- whether the diversion of forest land for non-forest use was permitted as per the laws;
- whether measures taken for conservation, afforestation and preservation of forest lands consequent to diversion of portions of these lands for non-forest use were as per the current rules and legislation
- whether the collection, utilization, monitoring, accounting and the arrangement for safeguarding of compensatory afforestation funds was in compliance with applicable legislation, rules and Supreme Court judgements permitting diversion of forest land for non forest purposes;
- whether proper financial procedures had been followed in investing funds
Diversion of forest land and Compensatory Afforestation
- Serious shortcomings in regulatory issues related to diversion of forest land, the abject failure to promote compensatory afforestation, the unauthorized diversion of forest land in the case of mining and the attendant violation of the environmental regime.
- To be able to undertake compensatory afforestation on equivalent area of non-forest land, such land needs to be received by the Government.
- Between 2000-2012, the ministry revealed that only 27% of non-forest land was received. i.e. out f a total of 1,03,381.91 hectare only 28,086 hectare was received
- The compensatory afforestation done over the non-forest land received was an abysmal 7,280.84 hectare constituting seven per cent of the land which ought to have been received.
- The afforestation over the degraded forest land was done only on 49,733.76 hectare and 49 km out of 1,01,037.35 ha and 54.5 km identified which worked out to 49 per cent (in area)
Other discrepancies with the Compensatory Afforestation Fund (CAF)
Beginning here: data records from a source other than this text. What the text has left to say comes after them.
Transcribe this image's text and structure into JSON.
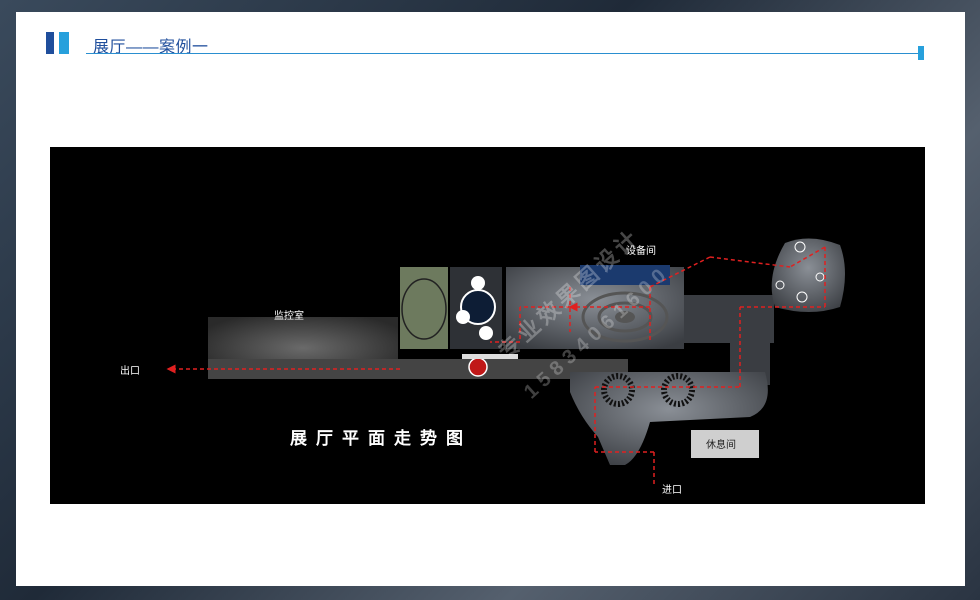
{
  "header": {
    "title": "展厅——案例一"
  },
  "plan": {
    "title": "展厅平面走势图",
    "rooms": {
      "monitor_room": "监控室",
      "equipment_room": "设备间",
      "rest_room": "休息间"
    },
    "exit_label": "出口",
    "entrance_label": "进口",
    "watermark_text": "专业效果图设计",
    "watermark_phone": "15834061600"
  },
  "colors": {
    "accent_dark": "#1f4e9c",
    "accent_light": "#27a0dc",
    "route_arrow": "#e02020",
    "floor": "#3c3c3c"
  }
}
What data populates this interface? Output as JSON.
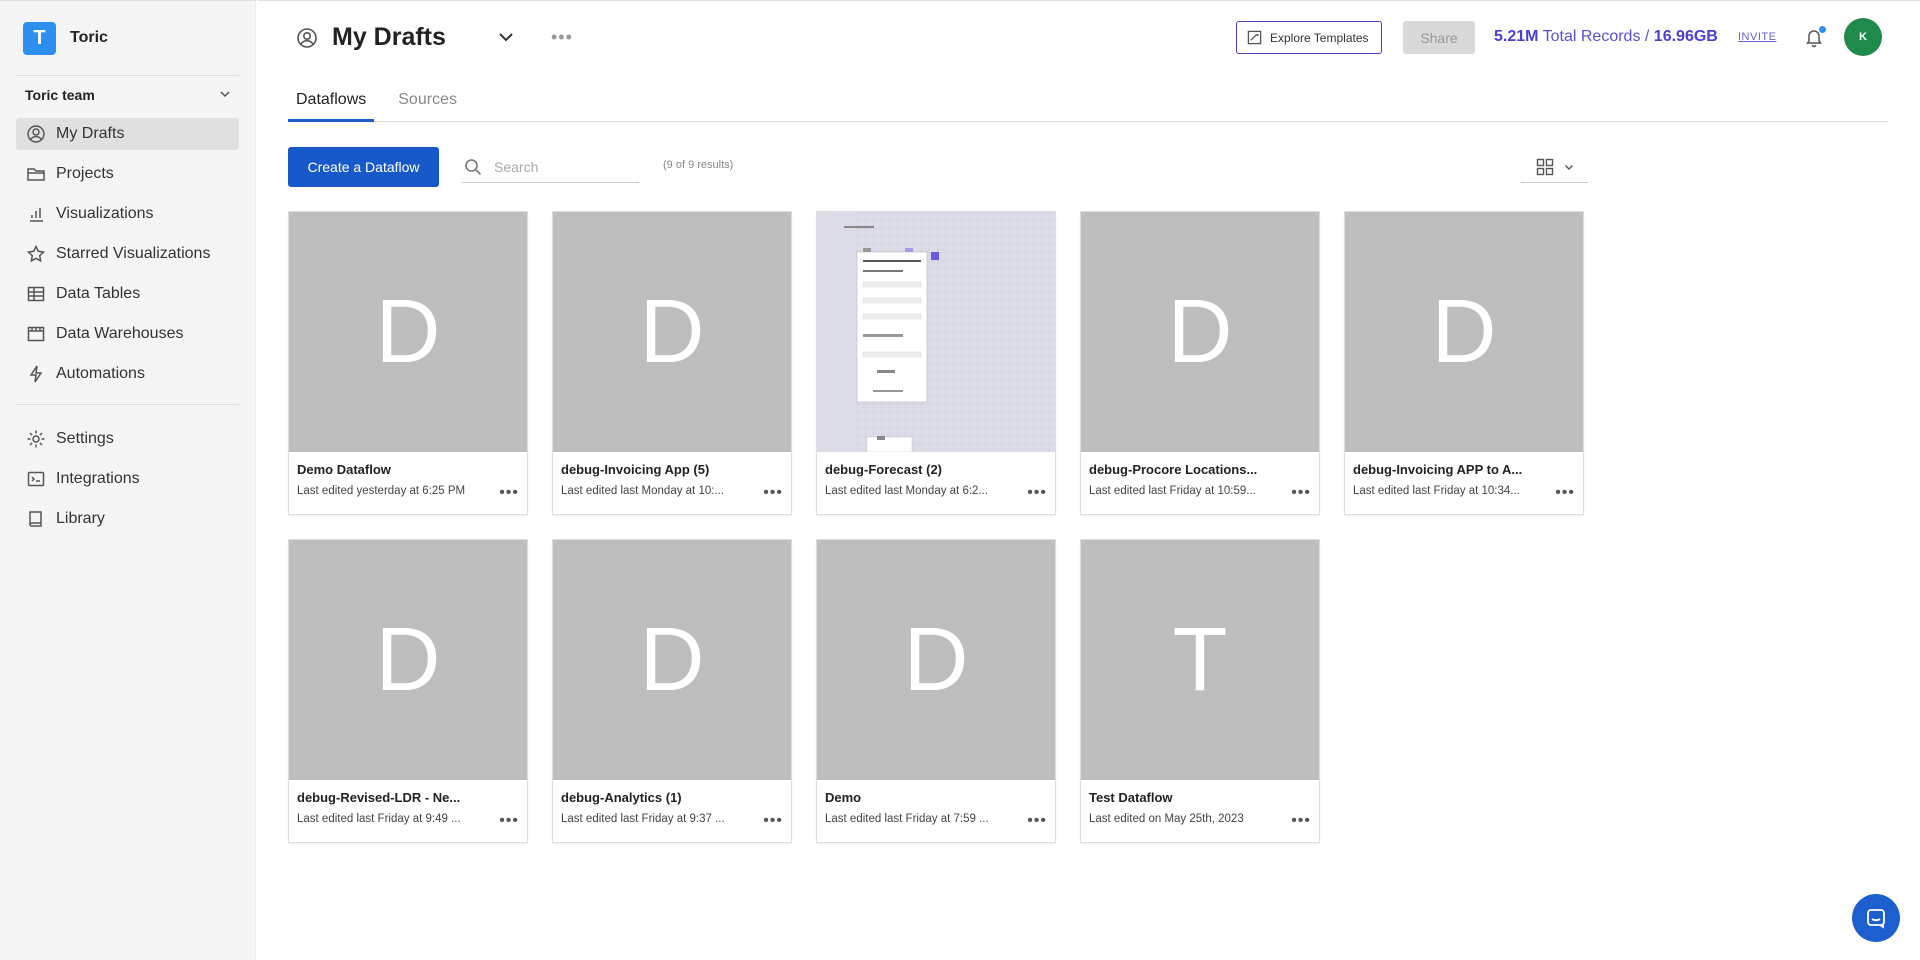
{
  "brand": {
    "logo_letter": "T",
    "name": "Toric"
  },
  "team": {
    "name": "Toric team"
  },
  "sidebar": {
    "items": [
      {
        "label": "My Drafts",
        "icon": "user-circle-icon",
        "active": true
      },
      {
        "label": "Projects",
        "icon": "folder-icon"
      },
      {
        "label": "Visualizations",
        "icon": "chart-icon"
      },
      {
        "label": "Starred Visualizations",
        "icon": "star-icon"
      },
      {
        "label": "Data Tables",
        "icon": "table-icon"
      },
      {
        "label": "Data Warehouses",
        "icon": "warehouse-icon"
      },
      {
        "label": "Automations",
        "icon": "lightning-icon"
      }
    ],
    "secondary": [
      {
        "label": "Settings",
        "icon": "gear-icon"
      },
      {
        "label": "Integrations",
        "icon": "integrations-icon"
      },
      {
        "label": "Library",
        "icon": "book-icon"
      }
    ]
  },
  "header": {
    "title": "My Drafts",
    "explore_label": "Explore Templates",
    "share_label": "Share",
    "records_count": "5.21M",
    "records_label": "Total Records /",
    "storage": "16.96GB",
    "invite_label": "INVITE",
    "avatar_initial": "K"
  },
  "tabs": [
    {
      "label": "Dataflows",
      "active": true
    },
    {
      "label": "Sources",
      "active": false
    }
  ],
  "toolbar": {
    "create_label": "Create a Dataflow",
    "search_placeholder": "Search",
    "results_text": "(9 of 9 results)"
  },
  "cards": [
    {
      "letter": "D",
      "name": "Demo Dataflow",
      "meta": "Last edited yesterday at 6:25 PM"
    },
    {
      "letter": "D",
      "name": "debug-Invoicing App (5)",
      "meta": "Last edited last Monday at 10:..."
    },
    {
      "letter": "",
      "name": "debug-Forecast (2)",
      "meta": "Last edited last Monday at 6:2..."
    },
    {
      "letter": "D",
      "name": "debug-Procore Locations...",
      "meta": "Last edited last Friday at 10:59..."
    },
    {
      "letter": "D",
      "name": "debug-Invoicing APP to A...",
      "meta": "Last edited last Friday at 10:34..."
    },
    {
      "letter": "D",
      "name": "debug-Revised-LDR - Ne...",
      "meta": "Last edited last Friday at 9:49 ..."
    },
    {
      "letter": "D",
      "name": "debug-Analytics (1)",
      "meta": "Last edited last Friday at 9:37 ..."
    },
    {
      "letter": "D",
      "name": "Demo",
      "meta": "Last edited last Friday at 7:59 ..."
    },
    {
      "letter": "T",
      "name": "Test Dataflow",
      "meta": "Last edited on May 25th, 2023"
    }
  ],
  "colors": {
    "primary": "#1859c9",
    "accent": "#4b3fd0",
    "brand": "#2d8ff0",
    "avatar": "#1f8a4c"
  }
}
While the CAG report highlights the shortcomings of the CAF until 2012, the way the current environment ministry is working towards clearing the projects, it doesn’t seem to be in any hurry to overcome these shortcomings. On the contrary, it’s working extra hard to remove the checks and balances in place and establish a single window clearance for projects that need the environment approvals.